Page and application data records >>

◇ ◇ ◇ ◇ ◇

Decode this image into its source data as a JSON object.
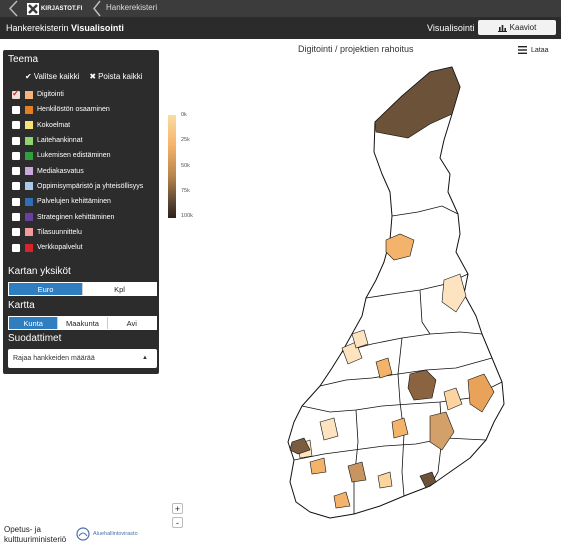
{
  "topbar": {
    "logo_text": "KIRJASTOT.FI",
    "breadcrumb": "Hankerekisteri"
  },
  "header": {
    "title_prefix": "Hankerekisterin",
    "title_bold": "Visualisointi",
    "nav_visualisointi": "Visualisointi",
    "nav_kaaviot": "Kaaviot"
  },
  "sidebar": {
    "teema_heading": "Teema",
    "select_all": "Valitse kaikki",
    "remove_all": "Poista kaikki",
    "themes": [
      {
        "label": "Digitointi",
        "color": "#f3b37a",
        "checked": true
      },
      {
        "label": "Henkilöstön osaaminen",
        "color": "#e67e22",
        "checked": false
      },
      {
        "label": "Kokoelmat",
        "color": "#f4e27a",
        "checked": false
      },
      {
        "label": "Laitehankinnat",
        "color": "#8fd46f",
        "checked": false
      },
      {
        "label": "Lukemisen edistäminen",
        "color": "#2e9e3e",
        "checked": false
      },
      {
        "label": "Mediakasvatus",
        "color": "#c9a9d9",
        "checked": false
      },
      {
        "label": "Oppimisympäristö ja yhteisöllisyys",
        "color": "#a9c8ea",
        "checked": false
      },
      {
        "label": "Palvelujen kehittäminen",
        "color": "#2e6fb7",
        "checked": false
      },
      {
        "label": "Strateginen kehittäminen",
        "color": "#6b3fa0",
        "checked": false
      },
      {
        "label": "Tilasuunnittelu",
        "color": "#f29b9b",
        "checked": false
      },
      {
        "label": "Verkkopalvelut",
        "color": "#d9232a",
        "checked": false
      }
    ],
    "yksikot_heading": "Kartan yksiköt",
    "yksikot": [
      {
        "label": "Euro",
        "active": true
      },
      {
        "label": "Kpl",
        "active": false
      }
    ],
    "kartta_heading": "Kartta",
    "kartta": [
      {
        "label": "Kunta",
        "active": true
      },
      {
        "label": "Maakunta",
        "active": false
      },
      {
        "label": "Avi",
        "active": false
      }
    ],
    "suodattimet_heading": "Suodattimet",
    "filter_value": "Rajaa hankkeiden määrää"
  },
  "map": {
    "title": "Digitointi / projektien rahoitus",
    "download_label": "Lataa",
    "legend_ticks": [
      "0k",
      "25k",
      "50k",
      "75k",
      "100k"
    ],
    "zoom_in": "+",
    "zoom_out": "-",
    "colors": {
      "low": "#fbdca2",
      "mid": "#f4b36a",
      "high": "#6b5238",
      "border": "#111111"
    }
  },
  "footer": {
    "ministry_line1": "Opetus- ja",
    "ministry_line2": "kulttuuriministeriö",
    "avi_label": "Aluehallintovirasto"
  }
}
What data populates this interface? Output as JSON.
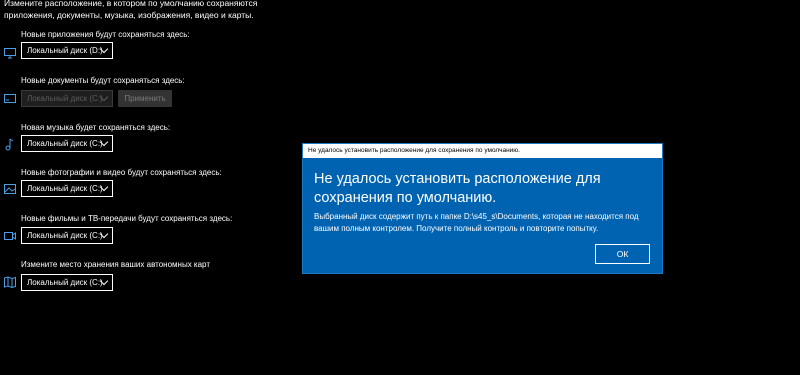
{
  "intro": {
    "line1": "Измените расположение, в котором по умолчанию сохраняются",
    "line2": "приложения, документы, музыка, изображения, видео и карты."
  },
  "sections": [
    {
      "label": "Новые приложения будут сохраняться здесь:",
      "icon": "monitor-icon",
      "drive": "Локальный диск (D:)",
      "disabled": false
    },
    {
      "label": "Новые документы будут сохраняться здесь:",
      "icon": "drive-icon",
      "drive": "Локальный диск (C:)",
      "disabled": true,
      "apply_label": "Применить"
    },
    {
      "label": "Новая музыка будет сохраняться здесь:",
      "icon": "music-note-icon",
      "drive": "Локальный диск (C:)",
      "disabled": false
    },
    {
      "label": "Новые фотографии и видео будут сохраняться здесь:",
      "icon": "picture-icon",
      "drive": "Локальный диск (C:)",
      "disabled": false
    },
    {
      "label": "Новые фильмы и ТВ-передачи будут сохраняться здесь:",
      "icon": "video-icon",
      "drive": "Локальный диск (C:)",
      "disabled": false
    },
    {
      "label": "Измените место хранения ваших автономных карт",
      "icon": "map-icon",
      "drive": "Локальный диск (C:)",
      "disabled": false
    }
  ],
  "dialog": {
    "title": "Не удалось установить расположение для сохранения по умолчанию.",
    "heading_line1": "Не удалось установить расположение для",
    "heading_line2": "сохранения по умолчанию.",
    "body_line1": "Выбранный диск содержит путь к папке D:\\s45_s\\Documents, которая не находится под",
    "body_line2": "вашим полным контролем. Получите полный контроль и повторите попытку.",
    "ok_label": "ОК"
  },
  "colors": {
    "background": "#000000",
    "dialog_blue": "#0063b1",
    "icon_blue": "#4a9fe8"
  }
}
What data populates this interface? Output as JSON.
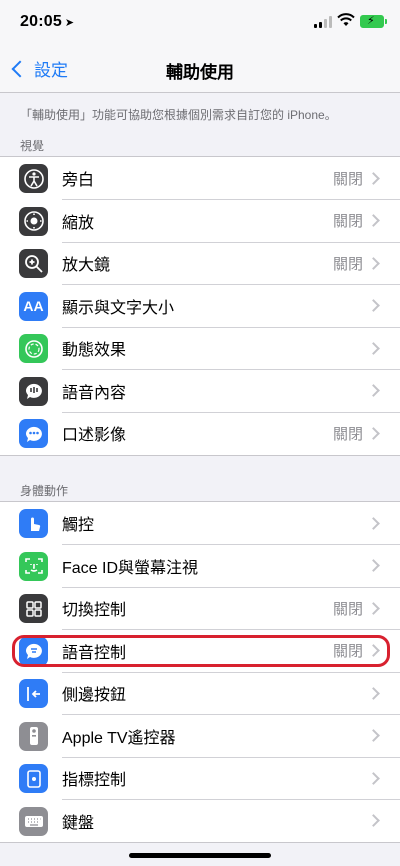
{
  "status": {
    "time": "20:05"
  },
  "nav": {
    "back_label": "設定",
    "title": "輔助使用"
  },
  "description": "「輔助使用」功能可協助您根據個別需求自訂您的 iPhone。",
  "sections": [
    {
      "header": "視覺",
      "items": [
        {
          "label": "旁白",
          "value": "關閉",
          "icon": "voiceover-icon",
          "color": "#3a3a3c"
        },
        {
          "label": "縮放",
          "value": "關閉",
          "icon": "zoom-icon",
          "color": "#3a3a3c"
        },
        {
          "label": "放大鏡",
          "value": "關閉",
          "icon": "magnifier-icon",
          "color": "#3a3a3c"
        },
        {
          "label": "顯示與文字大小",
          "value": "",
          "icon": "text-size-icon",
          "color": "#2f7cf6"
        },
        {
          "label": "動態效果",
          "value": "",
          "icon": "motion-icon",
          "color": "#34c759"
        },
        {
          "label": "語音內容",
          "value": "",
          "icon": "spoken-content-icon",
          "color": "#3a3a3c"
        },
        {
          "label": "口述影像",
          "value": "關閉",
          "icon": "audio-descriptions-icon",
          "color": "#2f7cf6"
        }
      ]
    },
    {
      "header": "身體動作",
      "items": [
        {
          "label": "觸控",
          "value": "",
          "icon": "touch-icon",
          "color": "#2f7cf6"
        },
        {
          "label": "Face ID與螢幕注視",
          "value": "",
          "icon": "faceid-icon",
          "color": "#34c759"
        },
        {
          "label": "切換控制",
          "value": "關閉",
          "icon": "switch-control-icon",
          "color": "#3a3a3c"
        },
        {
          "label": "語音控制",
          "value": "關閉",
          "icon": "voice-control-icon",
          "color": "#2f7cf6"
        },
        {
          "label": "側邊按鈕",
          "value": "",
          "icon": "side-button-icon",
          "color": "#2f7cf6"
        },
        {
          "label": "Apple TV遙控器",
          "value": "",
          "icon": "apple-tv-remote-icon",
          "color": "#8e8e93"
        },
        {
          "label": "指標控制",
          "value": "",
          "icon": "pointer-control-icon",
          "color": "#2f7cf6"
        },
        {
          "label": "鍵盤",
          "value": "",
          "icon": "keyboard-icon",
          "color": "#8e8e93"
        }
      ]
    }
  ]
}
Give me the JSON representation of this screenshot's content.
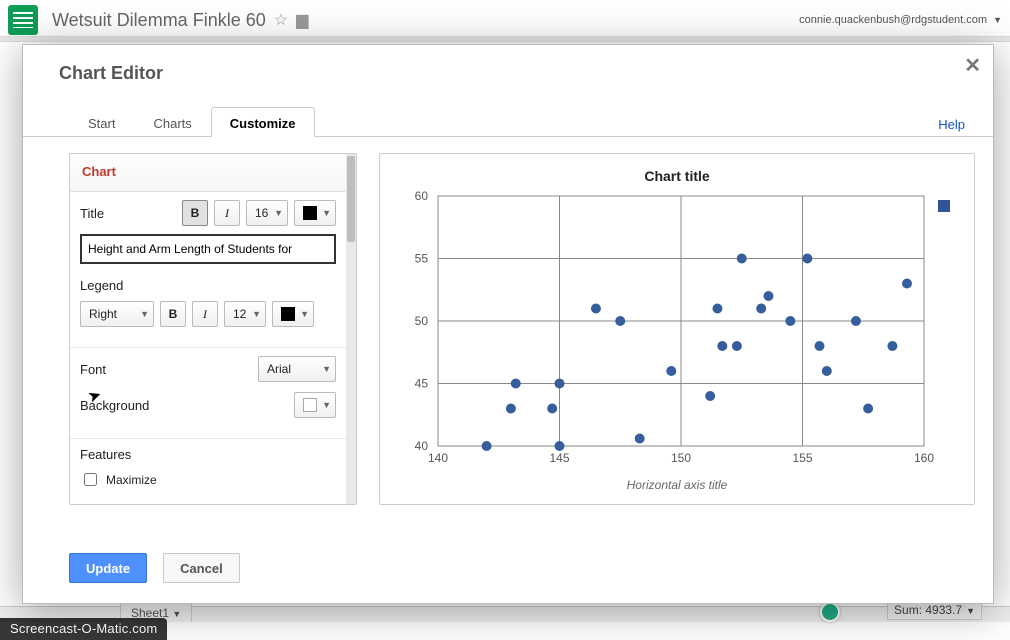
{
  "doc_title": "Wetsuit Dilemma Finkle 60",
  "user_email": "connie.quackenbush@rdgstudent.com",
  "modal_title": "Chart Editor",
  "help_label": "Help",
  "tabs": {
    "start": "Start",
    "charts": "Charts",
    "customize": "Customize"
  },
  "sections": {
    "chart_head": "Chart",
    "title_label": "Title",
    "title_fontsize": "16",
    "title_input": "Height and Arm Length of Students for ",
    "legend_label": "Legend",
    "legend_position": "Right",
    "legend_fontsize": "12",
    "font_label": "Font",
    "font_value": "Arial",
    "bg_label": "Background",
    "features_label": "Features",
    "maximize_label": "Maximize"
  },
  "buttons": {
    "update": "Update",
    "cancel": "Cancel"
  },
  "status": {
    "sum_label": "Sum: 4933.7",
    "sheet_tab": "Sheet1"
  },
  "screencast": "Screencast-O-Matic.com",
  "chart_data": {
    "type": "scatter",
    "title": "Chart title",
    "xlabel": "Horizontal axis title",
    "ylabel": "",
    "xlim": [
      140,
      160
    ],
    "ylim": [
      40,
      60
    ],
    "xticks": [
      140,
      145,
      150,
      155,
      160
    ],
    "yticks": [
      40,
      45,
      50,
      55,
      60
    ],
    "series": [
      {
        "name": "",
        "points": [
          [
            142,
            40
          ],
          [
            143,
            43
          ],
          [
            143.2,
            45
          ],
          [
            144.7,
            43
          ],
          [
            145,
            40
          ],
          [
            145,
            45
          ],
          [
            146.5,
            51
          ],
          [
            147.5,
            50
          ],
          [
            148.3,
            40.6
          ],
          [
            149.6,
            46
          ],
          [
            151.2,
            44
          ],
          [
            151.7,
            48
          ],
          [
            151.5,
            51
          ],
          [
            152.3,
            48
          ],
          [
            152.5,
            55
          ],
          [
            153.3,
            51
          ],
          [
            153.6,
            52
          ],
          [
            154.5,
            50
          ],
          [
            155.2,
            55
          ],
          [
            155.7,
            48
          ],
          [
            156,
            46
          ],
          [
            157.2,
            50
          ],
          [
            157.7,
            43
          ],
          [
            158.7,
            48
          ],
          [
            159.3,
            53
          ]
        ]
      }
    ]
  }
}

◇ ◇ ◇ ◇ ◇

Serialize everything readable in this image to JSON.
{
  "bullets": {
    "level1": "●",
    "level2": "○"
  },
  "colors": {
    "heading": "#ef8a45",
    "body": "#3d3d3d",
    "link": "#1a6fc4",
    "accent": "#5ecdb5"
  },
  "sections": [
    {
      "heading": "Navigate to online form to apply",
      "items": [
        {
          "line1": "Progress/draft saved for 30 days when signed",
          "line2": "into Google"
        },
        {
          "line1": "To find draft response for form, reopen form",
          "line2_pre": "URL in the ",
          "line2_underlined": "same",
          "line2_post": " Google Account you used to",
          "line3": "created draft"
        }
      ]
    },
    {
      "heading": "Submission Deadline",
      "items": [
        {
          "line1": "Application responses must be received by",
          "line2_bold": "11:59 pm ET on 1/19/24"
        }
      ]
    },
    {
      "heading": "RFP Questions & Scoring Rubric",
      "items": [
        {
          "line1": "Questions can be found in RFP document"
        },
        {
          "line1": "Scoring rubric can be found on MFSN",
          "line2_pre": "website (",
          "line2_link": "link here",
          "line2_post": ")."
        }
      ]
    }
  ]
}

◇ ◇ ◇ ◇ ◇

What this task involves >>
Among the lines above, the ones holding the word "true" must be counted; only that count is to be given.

Answer for the task >>
4